Where a line contains the word "obtener", copy that line from the records below.

> DATA EXTRACT
────
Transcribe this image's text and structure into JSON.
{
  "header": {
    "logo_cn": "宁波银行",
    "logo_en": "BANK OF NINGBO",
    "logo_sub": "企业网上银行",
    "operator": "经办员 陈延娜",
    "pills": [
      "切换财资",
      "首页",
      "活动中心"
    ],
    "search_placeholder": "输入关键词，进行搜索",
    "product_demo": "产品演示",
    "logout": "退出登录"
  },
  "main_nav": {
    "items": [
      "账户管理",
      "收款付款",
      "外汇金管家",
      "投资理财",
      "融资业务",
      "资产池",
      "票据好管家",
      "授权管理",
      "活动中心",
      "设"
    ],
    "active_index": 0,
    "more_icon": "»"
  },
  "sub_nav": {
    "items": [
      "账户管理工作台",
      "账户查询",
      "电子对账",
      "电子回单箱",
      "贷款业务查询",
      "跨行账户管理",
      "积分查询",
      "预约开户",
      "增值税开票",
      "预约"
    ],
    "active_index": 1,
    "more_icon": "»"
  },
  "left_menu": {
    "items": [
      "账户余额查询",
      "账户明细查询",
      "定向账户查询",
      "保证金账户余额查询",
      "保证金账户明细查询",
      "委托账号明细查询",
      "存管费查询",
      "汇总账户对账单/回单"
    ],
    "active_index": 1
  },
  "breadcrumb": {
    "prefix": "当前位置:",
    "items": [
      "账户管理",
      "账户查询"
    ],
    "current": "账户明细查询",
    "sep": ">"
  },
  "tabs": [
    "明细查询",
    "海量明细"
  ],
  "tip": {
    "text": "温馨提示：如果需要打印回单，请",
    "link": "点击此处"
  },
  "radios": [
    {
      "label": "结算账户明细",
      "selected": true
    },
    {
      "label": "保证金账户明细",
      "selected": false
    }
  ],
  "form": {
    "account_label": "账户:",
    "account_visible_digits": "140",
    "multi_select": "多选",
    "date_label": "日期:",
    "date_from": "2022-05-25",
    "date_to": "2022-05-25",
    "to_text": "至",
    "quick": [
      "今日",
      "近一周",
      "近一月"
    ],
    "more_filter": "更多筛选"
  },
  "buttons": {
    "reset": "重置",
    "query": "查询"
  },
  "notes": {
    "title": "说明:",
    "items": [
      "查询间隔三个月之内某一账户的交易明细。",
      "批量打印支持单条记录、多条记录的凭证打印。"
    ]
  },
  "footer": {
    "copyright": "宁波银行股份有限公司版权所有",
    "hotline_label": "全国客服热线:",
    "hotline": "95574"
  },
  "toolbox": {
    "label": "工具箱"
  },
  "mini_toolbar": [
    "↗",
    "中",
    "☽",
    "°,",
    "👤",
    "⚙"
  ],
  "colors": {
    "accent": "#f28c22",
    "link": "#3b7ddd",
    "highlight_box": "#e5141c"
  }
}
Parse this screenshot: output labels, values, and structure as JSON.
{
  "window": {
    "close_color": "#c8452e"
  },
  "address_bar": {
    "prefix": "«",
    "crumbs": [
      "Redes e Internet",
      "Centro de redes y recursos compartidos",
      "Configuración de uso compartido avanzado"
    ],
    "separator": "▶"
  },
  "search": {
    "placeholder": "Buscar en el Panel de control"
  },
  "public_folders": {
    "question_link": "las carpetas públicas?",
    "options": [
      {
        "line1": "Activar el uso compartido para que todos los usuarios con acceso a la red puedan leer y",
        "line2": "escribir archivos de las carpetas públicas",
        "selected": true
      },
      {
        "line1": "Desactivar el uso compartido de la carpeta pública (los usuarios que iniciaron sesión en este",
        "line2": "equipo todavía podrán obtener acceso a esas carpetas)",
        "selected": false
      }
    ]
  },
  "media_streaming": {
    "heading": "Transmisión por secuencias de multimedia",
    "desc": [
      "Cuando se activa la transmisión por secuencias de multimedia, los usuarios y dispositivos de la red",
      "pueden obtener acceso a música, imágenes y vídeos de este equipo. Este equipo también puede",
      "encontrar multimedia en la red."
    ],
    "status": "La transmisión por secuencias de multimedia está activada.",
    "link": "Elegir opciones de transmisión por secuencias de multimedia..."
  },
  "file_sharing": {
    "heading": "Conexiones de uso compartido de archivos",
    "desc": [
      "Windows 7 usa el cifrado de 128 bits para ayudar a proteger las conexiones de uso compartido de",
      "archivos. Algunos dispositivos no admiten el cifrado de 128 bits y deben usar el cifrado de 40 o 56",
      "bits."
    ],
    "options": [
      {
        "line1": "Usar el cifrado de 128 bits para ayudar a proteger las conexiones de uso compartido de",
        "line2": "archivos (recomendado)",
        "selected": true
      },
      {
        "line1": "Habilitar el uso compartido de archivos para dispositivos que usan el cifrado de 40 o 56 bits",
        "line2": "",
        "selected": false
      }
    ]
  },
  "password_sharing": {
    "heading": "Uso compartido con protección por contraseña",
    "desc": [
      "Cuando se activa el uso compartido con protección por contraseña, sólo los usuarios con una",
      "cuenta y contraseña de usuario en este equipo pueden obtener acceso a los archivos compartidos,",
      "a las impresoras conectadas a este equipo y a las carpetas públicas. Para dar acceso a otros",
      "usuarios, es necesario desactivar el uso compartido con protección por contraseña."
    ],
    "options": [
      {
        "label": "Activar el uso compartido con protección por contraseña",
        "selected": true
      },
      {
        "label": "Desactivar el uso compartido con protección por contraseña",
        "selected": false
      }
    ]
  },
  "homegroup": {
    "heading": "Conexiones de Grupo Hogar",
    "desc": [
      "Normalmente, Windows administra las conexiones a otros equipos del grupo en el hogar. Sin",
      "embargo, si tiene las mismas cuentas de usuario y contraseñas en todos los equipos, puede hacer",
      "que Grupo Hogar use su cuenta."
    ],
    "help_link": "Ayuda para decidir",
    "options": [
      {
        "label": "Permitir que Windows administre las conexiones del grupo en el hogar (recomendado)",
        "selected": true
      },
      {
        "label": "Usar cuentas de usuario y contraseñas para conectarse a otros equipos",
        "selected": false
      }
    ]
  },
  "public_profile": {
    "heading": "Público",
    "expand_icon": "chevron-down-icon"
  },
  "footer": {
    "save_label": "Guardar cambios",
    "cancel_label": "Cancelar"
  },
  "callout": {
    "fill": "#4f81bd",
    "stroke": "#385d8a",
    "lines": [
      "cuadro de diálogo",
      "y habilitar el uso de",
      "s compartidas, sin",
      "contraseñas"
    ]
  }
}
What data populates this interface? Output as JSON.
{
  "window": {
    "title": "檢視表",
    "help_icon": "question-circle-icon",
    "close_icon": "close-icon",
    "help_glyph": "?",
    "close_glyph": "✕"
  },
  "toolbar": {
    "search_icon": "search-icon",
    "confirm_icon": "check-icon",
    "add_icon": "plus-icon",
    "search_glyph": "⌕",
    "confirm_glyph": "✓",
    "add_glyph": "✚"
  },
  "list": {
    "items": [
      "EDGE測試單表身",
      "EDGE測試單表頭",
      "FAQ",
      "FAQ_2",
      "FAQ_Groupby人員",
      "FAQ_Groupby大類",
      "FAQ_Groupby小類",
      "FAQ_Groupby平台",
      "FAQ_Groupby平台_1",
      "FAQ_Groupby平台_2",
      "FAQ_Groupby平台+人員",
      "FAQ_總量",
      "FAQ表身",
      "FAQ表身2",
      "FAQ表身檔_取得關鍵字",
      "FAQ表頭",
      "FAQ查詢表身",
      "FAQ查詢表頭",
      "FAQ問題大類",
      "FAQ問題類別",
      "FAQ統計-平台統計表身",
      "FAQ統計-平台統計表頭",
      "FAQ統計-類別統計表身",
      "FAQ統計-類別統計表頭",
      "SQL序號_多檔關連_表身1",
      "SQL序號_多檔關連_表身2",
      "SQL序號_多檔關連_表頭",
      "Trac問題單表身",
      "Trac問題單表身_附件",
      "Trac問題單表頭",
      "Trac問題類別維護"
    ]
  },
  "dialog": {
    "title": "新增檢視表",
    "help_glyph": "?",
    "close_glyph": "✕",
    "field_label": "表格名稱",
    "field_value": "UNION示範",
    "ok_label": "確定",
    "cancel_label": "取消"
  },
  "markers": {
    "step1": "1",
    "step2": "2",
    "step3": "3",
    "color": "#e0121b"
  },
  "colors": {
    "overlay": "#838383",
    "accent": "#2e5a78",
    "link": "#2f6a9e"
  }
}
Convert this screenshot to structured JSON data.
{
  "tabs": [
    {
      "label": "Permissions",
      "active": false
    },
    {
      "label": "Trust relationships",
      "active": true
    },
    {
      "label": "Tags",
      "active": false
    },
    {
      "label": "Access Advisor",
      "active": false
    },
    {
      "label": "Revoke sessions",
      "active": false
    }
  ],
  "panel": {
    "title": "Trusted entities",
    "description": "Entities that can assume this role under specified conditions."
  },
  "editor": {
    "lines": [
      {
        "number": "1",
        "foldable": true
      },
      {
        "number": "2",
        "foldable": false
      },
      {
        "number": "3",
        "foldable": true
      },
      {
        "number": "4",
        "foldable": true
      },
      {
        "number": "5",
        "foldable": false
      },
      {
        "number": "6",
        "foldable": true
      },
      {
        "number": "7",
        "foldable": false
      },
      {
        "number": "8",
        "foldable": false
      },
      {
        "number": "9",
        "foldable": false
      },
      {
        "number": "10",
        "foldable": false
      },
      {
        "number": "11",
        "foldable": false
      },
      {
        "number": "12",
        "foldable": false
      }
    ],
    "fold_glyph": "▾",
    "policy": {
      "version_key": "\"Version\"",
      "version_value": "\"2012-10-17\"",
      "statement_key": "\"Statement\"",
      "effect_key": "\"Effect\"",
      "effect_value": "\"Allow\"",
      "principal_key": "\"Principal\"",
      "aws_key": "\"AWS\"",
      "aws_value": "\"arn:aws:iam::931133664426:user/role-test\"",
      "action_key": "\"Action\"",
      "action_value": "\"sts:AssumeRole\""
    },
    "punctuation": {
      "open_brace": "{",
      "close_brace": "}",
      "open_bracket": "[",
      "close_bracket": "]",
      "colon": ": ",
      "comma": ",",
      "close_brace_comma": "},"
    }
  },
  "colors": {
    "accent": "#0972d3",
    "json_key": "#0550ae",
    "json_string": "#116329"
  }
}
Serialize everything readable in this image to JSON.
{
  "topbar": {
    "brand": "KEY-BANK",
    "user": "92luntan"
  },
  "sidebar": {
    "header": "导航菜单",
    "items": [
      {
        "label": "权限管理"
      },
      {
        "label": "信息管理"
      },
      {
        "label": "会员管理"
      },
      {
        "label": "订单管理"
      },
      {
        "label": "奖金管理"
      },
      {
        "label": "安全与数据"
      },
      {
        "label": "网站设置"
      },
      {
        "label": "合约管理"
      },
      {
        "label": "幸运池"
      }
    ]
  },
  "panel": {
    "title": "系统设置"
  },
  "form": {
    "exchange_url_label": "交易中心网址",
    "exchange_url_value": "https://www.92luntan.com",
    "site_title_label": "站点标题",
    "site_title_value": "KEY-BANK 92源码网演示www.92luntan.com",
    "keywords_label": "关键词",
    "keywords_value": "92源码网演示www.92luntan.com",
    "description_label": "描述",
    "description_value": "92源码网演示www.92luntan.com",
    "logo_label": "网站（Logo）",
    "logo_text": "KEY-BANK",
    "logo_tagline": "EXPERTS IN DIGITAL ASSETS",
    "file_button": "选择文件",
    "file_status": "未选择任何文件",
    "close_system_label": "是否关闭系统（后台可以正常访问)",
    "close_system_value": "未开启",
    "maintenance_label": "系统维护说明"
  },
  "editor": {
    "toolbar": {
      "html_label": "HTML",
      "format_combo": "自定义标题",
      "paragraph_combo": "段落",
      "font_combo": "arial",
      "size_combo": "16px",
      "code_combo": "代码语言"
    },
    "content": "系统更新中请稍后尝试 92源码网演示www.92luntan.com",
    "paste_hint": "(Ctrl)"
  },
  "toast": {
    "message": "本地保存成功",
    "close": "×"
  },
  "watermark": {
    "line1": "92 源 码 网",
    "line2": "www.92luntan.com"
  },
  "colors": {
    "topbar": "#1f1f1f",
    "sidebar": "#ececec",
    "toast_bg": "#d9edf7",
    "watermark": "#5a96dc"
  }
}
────
> TASK ANSWER
        "line2": "equipo todavía podrán obtener acceso a esas carpetas)",
      "pueden obtener acceso a música, imágenes y vídeos de este equipo. Este equipo también puede",
      "cuenta y contraseña de usuario en este equipo pueden obtener acceso a los archivos compartidos,",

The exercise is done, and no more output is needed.